TASK REQUIREMENTS
In the records below, some lines contain "database"; state the number of such lines and nothing else.

DATA TO EXAMINE
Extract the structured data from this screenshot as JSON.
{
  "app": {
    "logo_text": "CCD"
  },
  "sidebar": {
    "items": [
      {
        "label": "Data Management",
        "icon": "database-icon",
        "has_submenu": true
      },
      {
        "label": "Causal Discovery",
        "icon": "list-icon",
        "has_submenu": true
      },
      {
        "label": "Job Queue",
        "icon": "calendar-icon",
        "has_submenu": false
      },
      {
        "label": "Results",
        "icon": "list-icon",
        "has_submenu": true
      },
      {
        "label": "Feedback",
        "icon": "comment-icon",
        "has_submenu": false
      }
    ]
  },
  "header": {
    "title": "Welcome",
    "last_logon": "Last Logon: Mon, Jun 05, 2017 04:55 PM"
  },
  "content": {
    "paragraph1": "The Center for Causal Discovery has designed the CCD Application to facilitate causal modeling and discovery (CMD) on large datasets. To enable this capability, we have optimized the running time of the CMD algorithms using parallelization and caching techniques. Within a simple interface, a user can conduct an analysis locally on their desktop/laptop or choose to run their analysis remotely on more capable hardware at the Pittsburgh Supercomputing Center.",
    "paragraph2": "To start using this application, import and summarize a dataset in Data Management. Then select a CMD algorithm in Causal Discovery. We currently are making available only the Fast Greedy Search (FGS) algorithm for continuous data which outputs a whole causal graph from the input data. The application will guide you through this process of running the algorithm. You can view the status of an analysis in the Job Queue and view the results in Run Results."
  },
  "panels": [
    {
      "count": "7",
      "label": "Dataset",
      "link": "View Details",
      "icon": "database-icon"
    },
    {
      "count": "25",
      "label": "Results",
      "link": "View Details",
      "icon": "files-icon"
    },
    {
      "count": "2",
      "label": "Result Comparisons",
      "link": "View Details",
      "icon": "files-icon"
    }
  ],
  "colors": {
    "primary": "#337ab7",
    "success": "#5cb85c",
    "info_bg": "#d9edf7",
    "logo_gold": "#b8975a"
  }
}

TASK OUTPUT
2